0
\$\begingroup\$

I want to implement an inertial navigation system that uses a basic IMU for indoor position tracking. From all the things I've read you need to assist the IMU with something like GPS or other means of position sensing since the error in position grows quadratically with time.

I looked into Kalman filtering and am confused why this doesn't fix the issue of quadratic position error. Since youre sensors only measure acceleration and gyro (and maybe magnetic field), you must get position from your estimated state, not from your estimated sensor reading. If this is the case then you update your position state with only the error on the accelerometer each time and not the double integration of the accelerometers past errors, right?

I may be just confused but I feel like Kalman should get rid of the quadratic error.

If this is not the case, then why? And what techniques do people use for reliable indoor position tracking with IMUs?

\$\endgroup\$
  • \$\begingroup\$ It's because you have to double-integrate the sensor data. You have acceleration. You integrate that to get velocity, and then integrate that to get displacement. Any small bias in your data is quadratically compounded. How would a Kalman filter fix that? How could it distinguish between constant, minor acceleration and sensor bias? \$\endgroup\$ – Connor Wolf Jul 10 '15 at 20:39
  • \$\begingroup\$ I'm not sure, I have just a basic understanding of Kalman. \$\endgroup\$ – user8363 Jul 10 '15 at 21:11
  • \$\begingroup\$ This might be a better fit for dsp.stackexchange.com. I've seen more Kalman filter hits there than here. \$\endgroup\$ – efox29 Jul 10 '15 at 22:36
  • \$\begingroup\$ by any chance do you have constant acceleration? are you applying the Kalman filter on the original data THEN integrating that? \$\endgroup\$ – JonRB Jul 10 '15 at 23:30
3
\$\begingroup\$

No amount fo filtering can correct a contant error that is inherit in your input data.

Assume you are in rest, but your accelerometer gives a reading of a very low constant value X (its error). No amount of filtering will change this.

Integrating this X over time gives your 'speed' t * X, which increases linearly.

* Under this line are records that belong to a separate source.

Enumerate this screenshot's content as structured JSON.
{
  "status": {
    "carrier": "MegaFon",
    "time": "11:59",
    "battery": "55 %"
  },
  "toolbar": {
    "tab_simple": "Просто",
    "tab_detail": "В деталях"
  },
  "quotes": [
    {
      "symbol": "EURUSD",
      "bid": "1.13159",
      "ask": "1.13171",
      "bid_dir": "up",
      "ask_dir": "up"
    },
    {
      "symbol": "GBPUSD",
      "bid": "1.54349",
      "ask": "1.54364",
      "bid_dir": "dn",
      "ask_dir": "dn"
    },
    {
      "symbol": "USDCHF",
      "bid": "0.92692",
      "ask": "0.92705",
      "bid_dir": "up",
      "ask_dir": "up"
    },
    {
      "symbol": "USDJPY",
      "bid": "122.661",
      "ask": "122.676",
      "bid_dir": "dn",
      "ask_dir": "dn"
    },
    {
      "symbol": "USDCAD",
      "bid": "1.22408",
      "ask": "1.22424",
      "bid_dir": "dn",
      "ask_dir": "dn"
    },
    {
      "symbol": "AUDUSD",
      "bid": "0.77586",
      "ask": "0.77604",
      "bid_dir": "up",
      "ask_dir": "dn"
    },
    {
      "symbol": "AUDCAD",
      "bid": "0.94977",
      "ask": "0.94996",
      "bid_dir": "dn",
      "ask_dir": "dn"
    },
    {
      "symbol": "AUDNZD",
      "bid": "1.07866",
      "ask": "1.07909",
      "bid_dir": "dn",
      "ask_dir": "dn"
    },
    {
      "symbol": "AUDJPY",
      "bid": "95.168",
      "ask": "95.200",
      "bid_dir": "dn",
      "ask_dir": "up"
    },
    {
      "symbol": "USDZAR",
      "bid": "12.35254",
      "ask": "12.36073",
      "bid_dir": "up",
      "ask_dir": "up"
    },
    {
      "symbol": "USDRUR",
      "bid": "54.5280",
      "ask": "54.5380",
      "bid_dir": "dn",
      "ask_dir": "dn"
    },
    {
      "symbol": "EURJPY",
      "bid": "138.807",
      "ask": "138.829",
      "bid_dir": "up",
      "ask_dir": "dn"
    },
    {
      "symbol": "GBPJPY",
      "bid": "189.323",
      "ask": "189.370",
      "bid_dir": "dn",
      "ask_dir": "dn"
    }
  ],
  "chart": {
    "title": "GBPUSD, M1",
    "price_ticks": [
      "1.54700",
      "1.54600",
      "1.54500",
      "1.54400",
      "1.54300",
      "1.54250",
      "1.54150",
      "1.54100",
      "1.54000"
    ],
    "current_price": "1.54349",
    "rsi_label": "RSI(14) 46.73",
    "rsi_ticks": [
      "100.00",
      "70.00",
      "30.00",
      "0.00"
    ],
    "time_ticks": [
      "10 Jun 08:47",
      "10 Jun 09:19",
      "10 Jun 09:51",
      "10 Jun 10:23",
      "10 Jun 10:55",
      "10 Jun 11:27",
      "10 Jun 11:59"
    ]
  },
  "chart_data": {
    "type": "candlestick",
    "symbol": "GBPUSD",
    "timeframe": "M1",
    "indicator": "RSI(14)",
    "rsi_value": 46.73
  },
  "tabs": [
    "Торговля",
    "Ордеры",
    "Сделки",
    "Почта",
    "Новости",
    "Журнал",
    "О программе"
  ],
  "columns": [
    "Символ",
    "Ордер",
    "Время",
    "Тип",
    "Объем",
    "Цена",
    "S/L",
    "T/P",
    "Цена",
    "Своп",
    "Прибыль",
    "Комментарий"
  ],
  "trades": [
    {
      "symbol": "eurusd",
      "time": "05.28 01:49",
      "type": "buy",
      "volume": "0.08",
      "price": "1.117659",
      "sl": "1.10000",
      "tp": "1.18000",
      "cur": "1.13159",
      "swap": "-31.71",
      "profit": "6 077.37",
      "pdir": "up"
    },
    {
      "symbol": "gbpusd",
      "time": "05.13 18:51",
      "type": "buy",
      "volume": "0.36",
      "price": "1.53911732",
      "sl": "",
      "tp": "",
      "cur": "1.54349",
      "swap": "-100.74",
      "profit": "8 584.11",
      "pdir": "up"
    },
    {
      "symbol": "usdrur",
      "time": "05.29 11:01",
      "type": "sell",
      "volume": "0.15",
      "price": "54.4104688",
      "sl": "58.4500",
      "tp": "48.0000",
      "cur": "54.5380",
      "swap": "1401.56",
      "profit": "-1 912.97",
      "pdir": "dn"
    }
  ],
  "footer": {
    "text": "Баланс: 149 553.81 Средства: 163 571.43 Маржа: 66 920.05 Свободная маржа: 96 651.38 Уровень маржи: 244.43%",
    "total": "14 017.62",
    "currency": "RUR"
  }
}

Intergrating this speed over time gives your 'position' (1/2) * t^2 * X, which grows quadraticly.

\$\endgroup\$
  • \$\begingroup\$ And, as follows the error in position grows quadratically over the acceleration error, not over time. \$\endgroup\$ – Eugene Sh. Jul 10 '15 at 20:30
  • \$\begingroup\$ So Kalman filters do not correct for this quadratic error over time? \$\endgroup\$ – user8363 Jul 10 '15 at 20:31
  • \$\begingroup\$ How could it? The input data is constant, so how would you filter change that? \$\endgroup\$ – Wouter van Ooijen Jul 10 '15 at 20:32
  • \$\begingroup\$ Give it some additional, more precise sensor data, even just part of the time, and the properly designed KAlman filter will correct itself. \$\endgroup\$ – Eugene Sh. Jul 10 '15 at 20:34
  • \$\begingroup\$ Adding additional data changes the playingfield, the question was "Does position error from accelerometer still build up quadratically when using Kalman filtering?". No additional data mentioned. \$\endgroup\$ – Wouter van Ooijen Jul 10 '15 at 21:56

Your Answer

By clicking “Post Your Answer”, you agree to our terms of service, privacy policy and cookie policy

Not the answer you're looking for? Browse other questions tagged or ask your own question.